We’re in the homestretch of my series on how to apply John Kotter’s change management work to customer experience! The penultimate seventh step, Sustain Acceleration, is an important reminder that you can’t rest on your laurels.

As Kotter writes in 8 Steps to Accelerate Change in Your Organization: “So you’ve had a few wins. It can be easy to lift your foot off the gas pedal after experiencing some success. Instead, this is the time to press harder and use those wins as momentum to further fuel the change.” Read more

Propel CX Momentum With Quick Wins

I’ve been writing about how to apply John Kotter’s change management work to CX. This week, I’ll tackle Step Six: Generate Short-Term Wins.

The good news is that CX programs frequently excel at this. Many organizations have focused internally so much that they can easily find areas where they can develop quick wins.

Whether they have the infrastructure in place to execute them? Well, that’s another story.

The ripest opportunities for quick wins often come from digital efforts. Shortening a process here, improving communication there – these changes can make a real difference. Even when you need to take more comprehensive action, break it down so that you make an impact in the short term. This often paves the way for the success of your longer-term initiatives. Read more

Enable CX Action by Removing Barriers

On our continuing journey exploring John Kotter’s 8 Steps to Accelerate Change and how you can apply them to the CX world, we have reached the fifth step: Enable Action by Removing Barriers. (Catch up on earlier posts in the series here!)

According to our forthcoming work on understanding how companies improve their customers’ journeys, one of the top obstacles to improvement is organizational complexity. Read more

Enlist a Volunteer CX Army

One thing about being in CX – you’re unlikely to have a huge staff. Typically, that’s deliberate. CX doesn’t – and can’t! – own the entire experience. That’s what all those other departments do. Your role is to influence them, and align the entire organization on CX objectives.

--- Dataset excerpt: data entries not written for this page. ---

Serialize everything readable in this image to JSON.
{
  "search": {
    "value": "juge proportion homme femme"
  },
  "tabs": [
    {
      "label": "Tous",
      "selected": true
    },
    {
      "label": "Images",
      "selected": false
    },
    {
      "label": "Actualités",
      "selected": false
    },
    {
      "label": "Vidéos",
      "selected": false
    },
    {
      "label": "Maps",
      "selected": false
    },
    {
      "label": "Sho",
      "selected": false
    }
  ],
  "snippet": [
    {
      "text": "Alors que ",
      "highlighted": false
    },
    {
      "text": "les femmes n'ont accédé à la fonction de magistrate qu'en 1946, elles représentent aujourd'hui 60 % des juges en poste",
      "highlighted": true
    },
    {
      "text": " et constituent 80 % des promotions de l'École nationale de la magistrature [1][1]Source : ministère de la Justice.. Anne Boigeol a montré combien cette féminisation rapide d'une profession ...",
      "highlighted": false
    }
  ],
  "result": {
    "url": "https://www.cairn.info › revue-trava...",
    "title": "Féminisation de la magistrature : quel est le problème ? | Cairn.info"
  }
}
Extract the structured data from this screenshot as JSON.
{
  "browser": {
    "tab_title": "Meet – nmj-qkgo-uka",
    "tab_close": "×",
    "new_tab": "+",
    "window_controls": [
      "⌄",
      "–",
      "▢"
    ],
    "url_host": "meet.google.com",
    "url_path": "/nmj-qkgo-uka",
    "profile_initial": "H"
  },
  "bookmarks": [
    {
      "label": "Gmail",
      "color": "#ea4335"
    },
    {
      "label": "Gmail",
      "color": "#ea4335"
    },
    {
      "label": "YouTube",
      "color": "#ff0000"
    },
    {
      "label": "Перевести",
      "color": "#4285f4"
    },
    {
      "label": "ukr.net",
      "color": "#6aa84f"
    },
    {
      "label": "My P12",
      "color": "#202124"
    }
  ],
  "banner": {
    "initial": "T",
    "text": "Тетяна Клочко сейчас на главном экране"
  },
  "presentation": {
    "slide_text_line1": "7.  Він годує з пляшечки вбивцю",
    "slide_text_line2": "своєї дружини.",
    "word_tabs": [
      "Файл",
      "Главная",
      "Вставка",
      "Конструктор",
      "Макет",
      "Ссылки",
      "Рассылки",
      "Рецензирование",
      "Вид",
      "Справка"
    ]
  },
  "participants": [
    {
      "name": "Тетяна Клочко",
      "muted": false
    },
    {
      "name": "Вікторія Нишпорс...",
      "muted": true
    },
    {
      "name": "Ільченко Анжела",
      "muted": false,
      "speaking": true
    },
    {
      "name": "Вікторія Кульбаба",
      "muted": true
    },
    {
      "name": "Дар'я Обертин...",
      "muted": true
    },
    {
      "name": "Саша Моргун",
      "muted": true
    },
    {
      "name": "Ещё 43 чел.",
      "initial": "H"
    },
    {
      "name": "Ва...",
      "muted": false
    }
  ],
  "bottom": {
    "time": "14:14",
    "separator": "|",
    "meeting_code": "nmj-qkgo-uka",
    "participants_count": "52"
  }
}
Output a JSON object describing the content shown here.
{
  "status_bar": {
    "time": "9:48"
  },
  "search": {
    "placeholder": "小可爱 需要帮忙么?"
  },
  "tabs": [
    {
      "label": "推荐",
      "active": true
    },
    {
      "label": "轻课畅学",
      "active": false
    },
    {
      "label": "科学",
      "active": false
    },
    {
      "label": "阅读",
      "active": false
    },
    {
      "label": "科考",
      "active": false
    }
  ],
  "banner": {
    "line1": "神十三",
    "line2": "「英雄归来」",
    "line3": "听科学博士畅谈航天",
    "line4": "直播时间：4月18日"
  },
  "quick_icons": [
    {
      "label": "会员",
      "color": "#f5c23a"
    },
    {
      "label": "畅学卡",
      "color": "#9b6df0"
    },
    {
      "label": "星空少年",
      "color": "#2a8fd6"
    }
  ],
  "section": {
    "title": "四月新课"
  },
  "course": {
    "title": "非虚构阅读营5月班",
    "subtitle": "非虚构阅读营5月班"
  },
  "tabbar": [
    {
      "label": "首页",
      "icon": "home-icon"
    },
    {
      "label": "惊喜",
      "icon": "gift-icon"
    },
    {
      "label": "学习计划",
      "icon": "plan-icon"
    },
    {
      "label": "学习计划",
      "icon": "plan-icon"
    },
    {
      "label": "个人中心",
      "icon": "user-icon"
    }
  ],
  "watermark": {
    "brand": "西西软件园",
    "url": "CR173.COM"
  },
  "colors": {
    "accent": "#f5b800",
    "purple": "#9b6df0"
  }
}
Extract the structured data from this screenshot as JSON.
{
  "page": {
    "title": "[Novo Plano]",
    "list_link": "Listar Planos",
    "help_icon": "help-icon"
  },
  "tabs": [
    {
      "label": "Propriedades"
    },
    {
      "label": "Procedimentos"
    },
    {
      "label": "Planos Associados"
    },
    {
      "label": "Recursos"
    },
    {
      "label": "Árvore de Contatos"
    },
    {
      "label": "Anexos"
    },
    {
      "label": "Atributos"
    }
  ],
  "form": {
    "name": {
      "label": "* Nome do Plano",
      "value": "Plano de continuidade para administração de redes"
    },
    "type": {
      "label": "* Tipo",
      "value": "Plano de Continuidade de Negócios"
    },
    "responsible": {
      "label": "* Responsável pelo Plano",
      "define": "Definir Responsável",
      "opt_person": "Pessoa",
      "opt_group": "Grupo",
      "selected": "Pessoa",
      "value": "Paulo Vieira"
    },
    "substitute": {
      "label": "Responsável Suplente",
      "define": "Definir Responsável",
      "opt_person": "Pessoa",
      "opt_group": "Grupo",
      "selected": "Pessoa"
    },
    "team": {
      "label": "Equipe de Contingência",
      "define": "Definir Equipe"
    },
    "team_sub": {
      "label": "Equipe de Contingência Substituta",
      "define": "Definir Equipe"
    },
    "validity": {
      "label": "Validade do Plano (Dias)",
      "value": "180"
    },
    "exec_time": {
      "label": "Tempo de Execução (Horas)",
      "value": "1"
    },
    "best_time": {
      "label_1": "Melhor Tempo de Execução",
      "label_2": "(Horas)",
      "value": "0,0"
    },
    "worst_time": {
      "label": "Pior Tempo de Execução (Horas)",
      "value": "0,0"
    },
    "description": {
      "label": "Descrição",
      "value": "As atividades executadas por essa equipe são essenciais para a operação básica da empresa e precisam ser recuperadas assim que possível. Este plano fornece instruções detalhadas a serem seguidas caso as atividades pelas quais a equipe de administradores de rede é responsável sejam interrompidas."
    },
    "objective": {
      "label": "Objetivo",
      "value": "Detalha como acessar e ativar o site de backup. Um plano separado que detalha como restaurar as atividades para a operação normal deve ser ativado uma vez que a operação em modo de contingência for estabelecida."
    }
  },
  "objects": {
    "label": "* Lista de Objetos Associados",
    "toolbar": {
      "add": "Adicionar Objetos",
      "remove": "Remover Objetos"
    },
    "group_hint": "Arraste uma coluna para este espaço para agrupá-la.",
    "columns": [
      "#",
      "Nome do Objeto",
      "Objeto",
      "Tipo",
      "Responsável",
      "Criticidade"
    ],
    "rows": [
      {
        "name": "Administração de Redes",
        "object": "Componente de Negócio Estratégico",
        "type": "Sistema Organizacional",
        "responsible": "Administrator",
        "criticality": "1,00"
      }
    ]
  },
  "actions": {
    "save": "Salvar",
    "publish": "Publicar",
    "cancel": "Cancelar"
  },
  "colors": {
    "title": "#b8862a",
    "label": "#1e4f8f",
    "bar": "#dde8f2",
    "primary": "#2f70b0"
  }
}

We’re not yet ready to share the full results of the survey of journey maturity we recently conducted in partnership with Usermind and Megan Burns, but I will tease one of the results. (CXPA members can join our webinar at the end of September to find out more about what we learned.) Read more

Create a Compelling CX Vision

Rallying your teams to move to a more customer-focused approach requires letting them know what needs to be done. And nothing is more effective at accomplishing that than having a compelling CX vision for what the future looks like.

A clear vision is the accelerator for customer experience (CX) change. Sure, you can improve the experience without a vision – but it will be much more difficult.

A compelling vision is Kotter’s third step in change management. (I’ve explored the first two steps here and here.) As the firm explains in 8 Steps to Accelerate Change in Your Organization, “You can’t appeal to people with data and facts alone. You must also account for how people feel. If you can provide greater meaning and purpose to their efforts, amazing things are possible.” Read more

Not Making CX Progress? Start Saying No

Too many customer experience (CX) programs get stuck. 

Stuck with no influence. No change. No leadership buy-in. 

We see it all the time. As a CX leader, you’re spread so thin, trying to juggle dozens of balls at once. You’re building a new measurement program while sharing your existing scores with anybody who will listen. You’re creating new training programs. You’re in meetings to support the new portal, the new customer campaign, the Customer Advisory Board, and the new loyalty program. 

You’re incredibly busy. You burn through your unused vacation time just trying to keep up. But when you get to the end of the year, the most important thing – customer loyalty – remains unchanged.  

A year filled with effort, but no actual change. 

That’s a problem.  Read more